WHAT THE EXERCISE ASKS: Set down every entry again, exactly as it appears.

─── RECORDS

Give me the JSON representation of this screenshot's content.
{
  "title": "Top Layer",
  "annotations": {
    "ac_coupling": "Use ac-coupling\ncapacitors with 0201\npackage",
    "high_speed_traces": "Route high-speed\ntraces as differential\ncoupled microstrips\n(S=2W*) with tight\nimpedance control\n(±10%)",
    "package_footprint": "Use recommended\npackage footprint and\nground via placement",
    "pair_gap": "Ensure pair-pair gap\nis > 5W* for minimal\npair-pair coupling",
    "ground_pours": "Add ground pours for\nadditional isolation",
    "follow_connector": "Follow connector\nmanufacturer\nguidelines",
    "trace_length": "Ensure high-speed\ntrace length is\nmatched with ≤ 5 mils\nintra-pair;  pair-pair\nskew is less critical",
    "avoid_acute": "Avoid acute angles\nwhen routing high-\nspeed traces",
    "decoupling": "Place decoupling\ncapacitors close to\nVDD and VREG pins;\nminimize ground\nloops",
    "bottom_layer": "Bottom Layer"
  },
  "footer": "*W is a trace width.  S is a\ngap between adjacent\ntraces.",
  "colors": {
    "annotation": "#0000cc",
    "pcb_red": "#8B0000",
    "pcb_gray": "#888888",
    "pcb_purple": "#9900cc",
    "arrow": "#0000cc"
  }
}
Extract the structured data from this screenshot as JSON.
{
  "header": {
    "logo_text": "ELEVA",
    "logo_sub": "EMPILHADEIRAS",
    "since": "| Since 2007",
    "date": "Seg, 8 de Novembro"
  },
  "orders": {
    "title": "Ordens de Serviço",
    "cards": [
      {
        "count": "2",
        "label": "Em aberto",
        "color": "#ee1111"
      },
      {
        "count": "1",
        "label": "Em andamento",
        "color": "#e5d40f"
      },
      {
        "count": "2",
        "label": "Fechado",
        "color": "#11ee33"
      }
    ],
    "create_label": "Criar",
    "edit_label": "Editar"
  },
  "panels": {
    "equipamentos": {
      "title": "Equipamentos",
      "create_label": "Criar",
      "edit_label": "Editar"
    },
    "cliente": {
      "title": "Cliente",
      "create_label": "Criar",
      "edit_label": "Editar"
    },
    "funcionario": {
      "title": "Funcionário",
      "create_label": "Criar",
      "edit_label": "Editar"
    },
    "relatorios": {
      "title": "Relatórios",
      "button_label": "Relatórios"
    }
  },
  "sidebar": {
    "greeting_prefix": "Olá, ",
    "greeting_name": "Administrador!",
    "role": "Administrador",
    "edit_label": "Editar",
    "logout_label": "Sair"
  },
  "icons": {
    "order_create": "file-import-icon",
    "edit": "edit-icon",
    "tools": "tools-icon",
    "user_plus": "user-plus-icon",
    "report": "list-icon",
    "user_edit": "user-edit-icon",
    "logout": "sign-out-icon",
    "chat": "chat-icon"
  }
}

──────

TASK SOLUTION:
Give me the JSON representation of this screenshot's content.
{
  "title": "Top Layer",
  "annotations": {
    "ac_coupling": "Use ac-coupling\ncapacitors with 0201\npackage",
    "high_speed_traces": "Route high-speed\ntraces as differential\ncoupled microstrips\n(S=2W*) with tight\nimpedance control\n(±10%)",
    "package_footprint": "Use recommended\npackage footprint and\nground via placement",
    "pair_gap": "Ensure pair-pair gap\nis > 5W* for minimal\npair-pair coupling",
    "ground_pours": "Add ground pours for\nadditional isolation",
    "follow_connector": "Follow connector\nmanufacturer\nguidelines",
    "trace_length": "Ensure high-speed\ntrace length is\nmatched with ≤ 5 mils\nintra-pair;  pair-pair\nskew is less critical",
    "avoid_acute": "Avoid acute angles\nwhen routing high-\nspeed traces",
    "decoupling": "Place decoupling\ncapacitors close to\nVDD and VREG pins;\nminimize ground\nloops",
    "bottom_layer": "Bottom Layer"
  },
  "footer": "*W is a trace width.  S is a\ngap between adjacent\ntraces.",
  "colors": {
    "annotation": "#0000cc",
    "pcb_red": "#8B0000",
    "pcb_gray": "#888888",
    "pcb_purple": "#9900cc",
    "arrow": "#0000cc"
  }
}
Extract the structured data from this screenshot as JSON.
{
  "header": {
    "logo_text": "ELEVA",
    "logo_sub": "EMPILHADEIRAS",
    "since": "| Since 2007",
    "date": "Seg, 8 de Novembro"
  },
  "orders": {
    "title": "Ordens de Serviço",
    "cards": [
      {
        "count": "2",
        "label": "Em aberto",
        "color": "#ee1111"
      },
      {
        "count": "1",
        "label": "Em andamento",
        "color": "#e5d40f"
      },
      {
        "count": "2",
        "label": "Fechado",
        "color": "#11ee33"
      }
    ],
    "create_label": "Criar",
    "edit_label": "Editar"
  },
  "panels": {
    "equipamentos": {
      "title": "Equipamentos",
      "create_label": "Criar",
      "edit_label": "Editar"
    },
    "cliente": {
      "title": "Cliente",
      "create_label": "Criar",
      "edit_label": "Editar"
    },
    "funcionario": {
      "title": "Funcionário",
      "create_label": "Criar",
      "edit_label": "Editar"
    },
    "relatorios": {
      "title": "Relatórios",
      "button_label": "Relatórios"
    }
  },
  "sidebar": {
    "greeting_prefix": "Olá, ",
    "greeting_name": "Administrador!",
    "role": "Administrador",
    "edit_label": "Editar",
    "logout_label": "Sair"
  },
  "icons": {
    "order_create": "file-import-icon",
    "edit": "edit-icon",
    "tools": "tools-icon",
    "user_plus": "user-plus-icon",
    "report": "list-icon",
    "user_edit": "user-edit-icon",
    "logout": "sign-out-icon",
    "chat": "chat-icon"
  }
}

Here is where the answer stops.